--- Exercise details ---
Look through the material below and report every line that includes "icon".

+++

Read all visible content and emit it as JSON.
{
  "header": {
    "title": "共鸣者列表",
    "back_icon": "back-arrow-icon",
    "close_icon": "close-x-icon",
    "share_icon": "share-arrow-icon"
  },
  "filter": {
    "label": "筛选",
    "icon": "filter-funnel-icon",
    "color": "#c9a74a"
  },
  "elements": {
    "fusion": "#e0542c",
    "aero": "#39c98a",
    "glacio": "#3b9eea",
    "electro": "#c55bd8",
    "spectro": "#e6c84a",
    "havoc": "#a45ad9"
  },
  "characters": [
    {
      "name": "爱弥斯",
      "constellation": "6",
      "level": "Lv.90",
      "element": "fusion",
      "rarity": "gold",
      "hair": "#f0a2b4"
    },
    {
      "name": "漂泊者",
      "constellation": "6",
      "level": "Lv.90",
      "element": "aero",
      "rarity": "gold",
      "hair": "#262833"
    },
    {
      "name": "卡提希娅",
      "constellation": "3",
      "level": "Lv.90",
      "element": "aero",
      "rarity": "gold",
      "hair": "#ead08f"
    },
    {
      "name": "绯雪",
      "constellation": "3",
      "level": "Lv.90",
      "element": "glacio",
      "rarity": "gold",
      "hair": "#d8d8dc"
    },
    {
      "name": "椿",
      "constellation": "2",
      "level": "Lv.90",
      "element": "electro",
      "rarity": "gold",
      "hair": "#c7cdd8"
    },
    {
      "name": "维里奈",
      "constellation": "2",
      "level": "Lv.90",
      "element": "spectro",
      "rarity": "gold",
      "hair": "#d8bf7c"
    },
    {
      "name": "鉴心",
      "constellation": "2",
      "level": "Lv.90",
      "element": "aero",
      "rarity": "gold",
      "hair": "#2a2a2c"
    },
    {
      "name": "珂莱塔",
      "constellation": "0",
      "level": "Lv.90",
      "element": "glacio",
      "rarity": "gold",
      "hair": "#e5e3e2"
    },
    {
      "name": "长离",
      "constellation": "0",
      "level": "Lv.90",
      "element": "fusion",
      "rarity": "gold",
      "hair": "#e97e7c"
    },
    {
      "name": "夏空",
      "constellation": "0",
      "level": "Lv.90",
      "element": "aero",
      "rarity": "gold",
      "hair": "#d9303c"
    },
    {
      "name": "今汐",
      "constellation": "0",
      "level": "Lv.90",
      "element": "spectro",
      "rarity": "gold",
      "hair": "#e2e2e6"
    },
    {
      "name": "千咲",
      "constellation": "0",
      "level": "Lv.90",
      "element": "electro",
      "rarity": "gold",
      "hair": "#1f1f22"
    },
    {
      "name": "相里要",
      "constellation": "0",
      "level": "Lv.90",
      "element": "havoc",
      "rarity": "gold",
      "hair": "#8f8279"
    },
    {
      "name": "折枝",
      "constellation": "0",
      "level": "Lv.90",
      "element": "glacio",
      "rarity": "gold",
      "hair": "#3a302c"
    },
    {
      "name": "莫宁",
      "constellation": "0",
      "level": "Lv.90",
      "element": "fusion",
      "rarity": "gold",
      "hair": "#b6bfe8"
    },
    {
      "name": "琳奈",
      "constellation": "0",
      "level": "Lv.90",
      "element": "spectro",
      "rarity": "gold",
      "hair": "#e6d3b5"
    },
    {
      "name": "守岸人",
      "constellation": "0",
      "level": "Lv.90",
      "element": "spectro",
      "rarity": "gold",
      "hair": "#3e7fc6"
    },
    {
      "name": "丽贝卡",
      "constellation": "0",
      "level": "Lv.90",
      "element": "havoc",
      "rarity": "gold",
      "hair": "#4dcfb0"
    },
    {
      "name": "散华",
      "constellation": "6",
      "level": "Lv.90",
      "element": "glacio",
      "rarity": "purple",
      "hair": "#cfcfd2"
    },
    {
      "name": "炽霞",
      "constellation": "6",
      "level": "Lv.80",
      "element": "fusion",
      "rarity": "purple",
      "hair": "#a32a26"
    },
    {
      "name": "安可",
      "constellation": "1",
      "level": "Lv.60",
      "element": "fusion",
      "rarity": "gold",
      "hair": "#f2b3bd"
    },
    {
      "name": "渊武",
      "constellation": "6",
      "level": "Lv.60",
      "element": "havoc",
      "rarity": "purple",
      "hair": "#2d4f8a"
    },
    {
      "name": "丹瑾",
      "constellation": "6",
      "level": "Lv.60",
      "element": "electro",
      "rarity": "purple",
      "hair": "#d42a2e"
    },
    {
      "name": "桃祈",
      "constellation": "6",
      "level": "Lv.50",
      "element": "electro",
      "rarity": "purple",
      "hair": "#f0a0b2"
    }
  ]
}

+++

--- Output ---
    "back_icon": "back-arrow-icon",
    "close_icon": "close-x-icon",
    "share_icon": "share-arrow-icon"
    "icon": "filter-funnel-icon",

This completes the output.